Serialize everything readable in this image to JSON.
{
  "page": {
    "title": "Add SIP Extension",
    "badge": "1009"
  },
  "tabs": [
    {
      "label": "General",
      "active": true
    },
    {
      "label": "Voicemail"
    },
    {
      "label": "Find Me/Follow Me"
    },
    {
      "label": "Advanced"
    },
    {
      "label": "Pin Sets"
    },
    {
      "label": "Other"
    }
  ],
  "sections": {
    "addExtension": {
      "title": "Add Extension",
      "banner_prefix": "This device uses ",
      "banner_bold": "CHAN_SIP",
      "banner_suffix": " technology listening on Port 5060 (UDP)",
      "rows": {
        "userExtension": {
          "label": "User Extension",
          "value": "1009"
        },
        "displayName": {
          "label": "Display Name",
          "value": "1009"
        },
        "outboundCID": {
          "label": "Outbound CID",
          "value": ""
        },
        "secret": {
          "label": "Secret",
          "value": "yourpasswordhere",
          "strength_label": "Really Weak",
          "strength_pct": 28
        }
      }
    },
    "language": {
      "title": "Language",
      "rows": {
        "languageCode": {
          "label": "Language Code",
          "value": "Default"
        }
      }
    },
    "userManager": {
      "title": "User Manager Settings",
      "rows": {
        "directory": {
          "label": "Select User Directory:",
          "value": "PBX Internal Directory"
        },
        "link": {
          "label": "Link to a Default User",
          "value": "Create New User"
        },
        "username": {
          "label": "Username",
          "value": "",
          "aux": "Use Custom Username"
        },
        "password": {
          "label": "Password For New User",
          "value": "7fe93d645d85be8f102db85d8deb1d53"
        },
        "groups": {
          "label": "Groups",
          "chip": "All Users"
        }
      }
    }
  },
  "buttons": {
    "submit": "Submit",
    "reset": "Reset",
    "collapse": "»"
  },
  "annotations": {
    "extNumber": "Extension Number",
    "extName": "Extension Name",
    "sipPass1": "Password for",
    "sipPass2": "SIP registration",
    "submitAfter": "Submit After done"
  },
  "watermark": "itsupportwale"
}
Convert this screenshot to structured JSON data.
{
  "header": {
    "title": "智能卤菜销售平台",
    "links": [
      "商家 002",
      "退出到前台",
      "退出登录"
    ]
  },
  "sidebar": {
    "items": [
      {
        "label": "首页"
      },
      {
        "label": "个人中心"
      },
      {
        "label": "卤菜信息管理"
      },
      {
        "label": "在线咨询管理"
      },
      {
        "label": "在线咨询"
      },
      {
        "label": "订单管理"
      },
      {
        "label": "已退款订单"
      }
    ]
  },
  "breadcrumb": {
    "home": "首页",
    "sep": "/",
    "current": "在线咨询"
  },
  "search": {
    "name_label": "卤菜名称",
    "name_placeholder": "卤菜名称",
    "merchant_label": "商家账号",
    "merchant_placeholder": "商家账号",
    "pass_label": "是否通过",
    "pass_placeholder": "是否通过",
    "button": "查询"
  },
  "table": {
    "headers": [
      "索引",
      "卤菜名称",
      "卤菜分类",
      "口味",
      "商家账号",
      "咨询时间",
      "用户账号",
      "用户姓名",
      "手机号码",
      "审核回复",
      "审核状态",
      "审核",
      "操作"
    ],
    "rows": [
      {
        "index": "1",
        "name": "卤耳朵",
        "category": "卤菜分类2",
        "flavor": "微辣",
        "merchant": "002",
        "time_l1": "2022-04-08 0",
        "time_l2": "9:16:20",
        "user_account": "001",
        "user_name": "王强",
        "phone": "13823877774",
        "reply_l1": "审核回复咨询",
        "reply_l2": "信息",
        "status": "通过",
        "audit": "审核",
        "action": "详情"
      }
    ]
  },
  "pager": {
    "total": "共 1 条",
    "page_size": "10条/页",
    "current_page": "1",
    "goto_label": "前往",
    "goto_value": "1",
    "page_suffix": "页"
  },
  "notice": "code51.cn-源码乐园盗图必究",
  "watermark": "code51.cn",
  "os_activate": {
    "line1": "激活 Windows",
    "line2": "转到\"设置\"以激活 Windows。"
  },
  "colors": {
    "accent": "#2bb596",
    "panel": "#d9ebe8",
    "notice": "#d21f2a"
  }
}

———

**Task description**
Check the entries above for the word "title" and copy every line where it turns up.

**Answer below**
    "title": "Add SIP Extension",
      "title": "Add Extension",
      "title": "Language",
      "title": "User Manager Settings",
    "title": "智能卤菜销售平台",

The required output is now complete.